WILLMAR -- For one day, each Kandiyohi County Commissioner had a chance to see what it feels like to go the desk at the Family Services Department, fill out a form asking for assistance and make an appointment with a case worker.
On that same day, they got to feel the heavy weight that county social workers experience when they review cases of potential abuse of children or vulnerable adults.
They also witnessed the complicated maze of regulations and endless state-mandated paperwork social workers complete for multiple programs, like screening elders for long-term care assistance and determining who pays for nursing home stays.
"Wow. That was quite a day," one of the commissioners told Jay Kieft, Kandiyohi County Family Services director.
Over the last two months, all five commissioners spent an individualized day in the Family Services Department shadowing the case workers and department heads. They also walked in the shoes of a county resident who needs assistance.
At the end of each day Kieft met with the commissioner to get their gut reactions. Even though they were well-acquainted with the family service programs and the work county employees do, they experienced some surprises that brought them to the heart of the mission.
They told Kieft that the process of applying for assistance "is not really easy," people "don't just stop in and get a check" and that "the perception that the Health and Human Services building is just a place for handouts is wrong."
After his experience, Commissioner Richard Falk confessed he "must live a sheltered life."
The commissioners were also deeply impressed by the "breadth of knowledge" the county workers had and how "respectful" they were to everyone who walked through the doors. They also noticed the enthusiasm of the staff and said their "excitement about the mission is evident."
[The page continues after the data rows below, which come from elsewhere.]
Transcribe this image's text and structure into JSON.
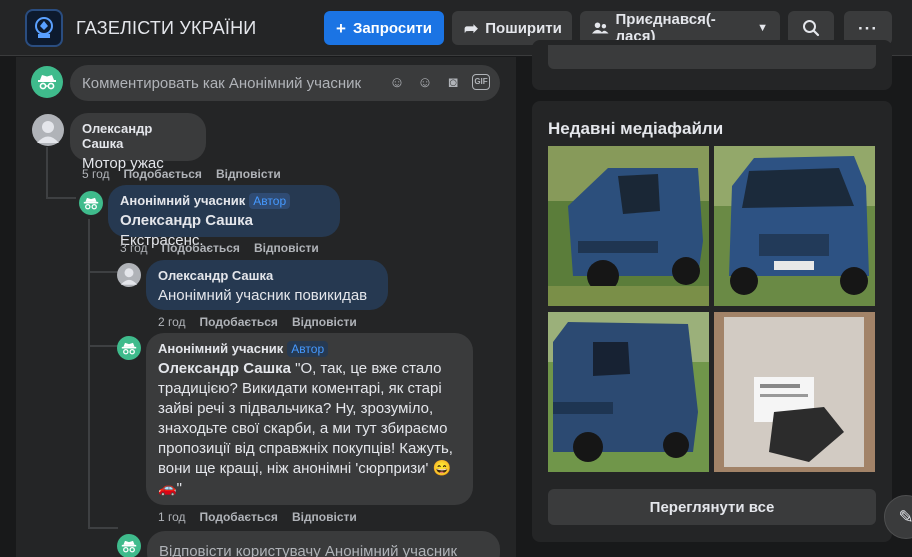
{
  "header": {
    "group_title": "ГАЗЕЛІСТИ УКРАЇНИ",
    "invite_label": "Запросити",
    "share_label": "Поширити",
    "joined_label": "Приєднався(-лася)"
  },
  "composer": {
    "placeholder": "Комментировать как Анонімний учасник"
  },
  "comments": [
    {
      "author": "Олександр Сашка",
      "text": "Мотор ужас",
      "time": "5 год",
      "like": "Подобається",
      "reply": "Відповісти"
    },
    {
      "author": "Анонімний учасник",
      "badge": "Автор",
      "mention": "Олександр Сашка",
      "text": " Екстрасенс.",
      "time": "3 год",
      "like": "Подобається",
      "reply": "Відповісти"
    },
    {
      "author": "Олександр Сашка",
      "mention": "Анонімний учасник",
      "text": " повикидав",
      "time": "2 год",
      "like": "Подобається",
      "reply": "Відповісти"
    },
    {
      "author": "Анонімний учасник",
      "badge": "Автор",
      "mention": "Олександр Сашка",
      "text": " \"О, так, це вже стало традицією? Викидати коментарі, як старі зайві речі з підвальчика? Ну, зрозуміло, знаходьте свої скарби, а ми тут збираємо пропозиції від справжніх покупців! Кажуть, вони ще кращі, ніж анонімні 'сюрпризи' 😄🚗\"",
      "time": "1 год",
      "like": "Подобається",
      "reply": "Відповісти"
    }
  ],
  "reply_box": {
    "placeholder": "Відповісти користувачу Анонімний учасник"
  },
  "media": {
    "title": "Недавні медіафайли",
    "see_all_label": "Переглянути все"
  },
  "colors": {
    "accent": "#1b74e4",
    "anon_avatar": "#3fbb8c",
    "background": "#18191a",
    "card": "#242526"
  }
}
Seeing the county commissioners in their department also had a huge, positive impact on the employees, Kieft said. "Our staff really feels validated by their attention," he said, and that has "lifted up" the mission of the department even higher.
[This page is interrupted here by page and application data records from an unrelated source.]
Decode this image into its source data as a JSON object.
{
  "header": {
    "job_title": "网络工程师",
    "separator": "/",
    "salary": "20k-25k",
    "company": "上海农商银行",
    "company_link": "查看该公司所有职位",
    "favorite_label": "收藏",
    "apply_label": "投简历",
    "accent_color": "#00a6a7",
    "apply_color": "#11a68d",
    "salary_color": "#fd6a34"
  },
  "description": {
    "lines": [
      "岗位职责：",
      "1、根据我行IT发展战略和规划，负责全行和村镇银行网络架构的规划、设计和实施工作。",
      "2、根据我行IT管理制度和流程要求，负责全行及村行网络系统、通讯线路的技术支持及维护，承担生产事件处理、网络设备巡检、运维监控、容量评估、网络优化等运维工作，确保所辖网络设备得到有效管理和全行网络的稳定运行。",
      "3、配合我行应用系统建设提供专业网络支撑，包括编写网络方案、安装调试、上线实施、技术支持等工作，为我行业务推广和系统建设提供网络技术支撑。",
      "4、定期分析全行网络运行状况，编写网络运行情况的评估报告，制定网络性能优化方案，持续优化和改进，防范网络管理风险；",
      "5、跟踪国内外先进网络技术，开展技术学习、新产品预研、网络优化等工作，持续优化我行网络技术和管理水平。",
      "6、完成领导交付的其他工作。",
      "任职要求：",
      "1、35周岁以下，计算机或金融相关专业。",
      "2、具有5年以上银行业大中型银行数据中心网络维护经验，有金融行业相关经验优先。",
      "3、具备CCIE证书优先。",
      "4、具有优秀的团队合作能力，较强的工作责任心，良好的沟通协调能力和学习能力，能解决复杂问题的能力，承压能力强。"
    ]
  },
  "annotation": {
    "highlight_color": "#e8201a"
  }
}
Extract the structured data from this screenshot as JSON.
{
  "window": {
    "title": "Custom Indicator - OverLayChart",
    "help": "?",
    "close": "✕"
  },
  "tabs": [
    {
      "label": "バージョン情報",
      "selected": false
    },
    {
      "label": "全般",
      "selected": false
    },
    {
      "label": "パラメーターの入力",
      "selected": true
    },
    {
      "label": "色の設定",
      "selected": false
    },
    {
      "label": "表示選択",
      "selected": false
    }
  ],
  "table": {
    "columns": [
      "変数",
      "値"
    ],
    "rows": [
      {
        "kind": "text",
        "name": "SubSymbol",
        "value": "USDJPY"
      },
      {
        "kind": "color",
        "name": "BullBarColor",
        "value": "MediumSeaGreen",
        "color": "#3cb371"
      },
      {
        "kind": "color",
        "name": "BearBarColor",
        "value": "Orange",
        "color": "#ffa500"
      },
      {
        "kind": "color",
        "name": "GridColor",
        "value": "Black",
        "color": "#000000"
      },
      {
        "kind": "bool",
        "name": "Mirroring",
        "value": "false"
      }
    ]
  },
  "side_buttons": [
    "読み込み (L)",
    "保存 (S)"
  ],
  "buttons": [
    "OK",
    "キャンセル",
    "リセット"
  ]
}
Kieft said he hopes that giving the commissioners a taste of the day-to-day events in the Family Services Department will help them make decisions in the future about programs. The county commissioners are "ambassadors" and Kieft has encouraged them to take the family services message to the public.
"They're the best tie to the community," he said. "They're leaders. People go to them and listen to them when they speak."
Falk said he found the exercise so valuable that the commissioners should have similar shadow experiences with other county departments.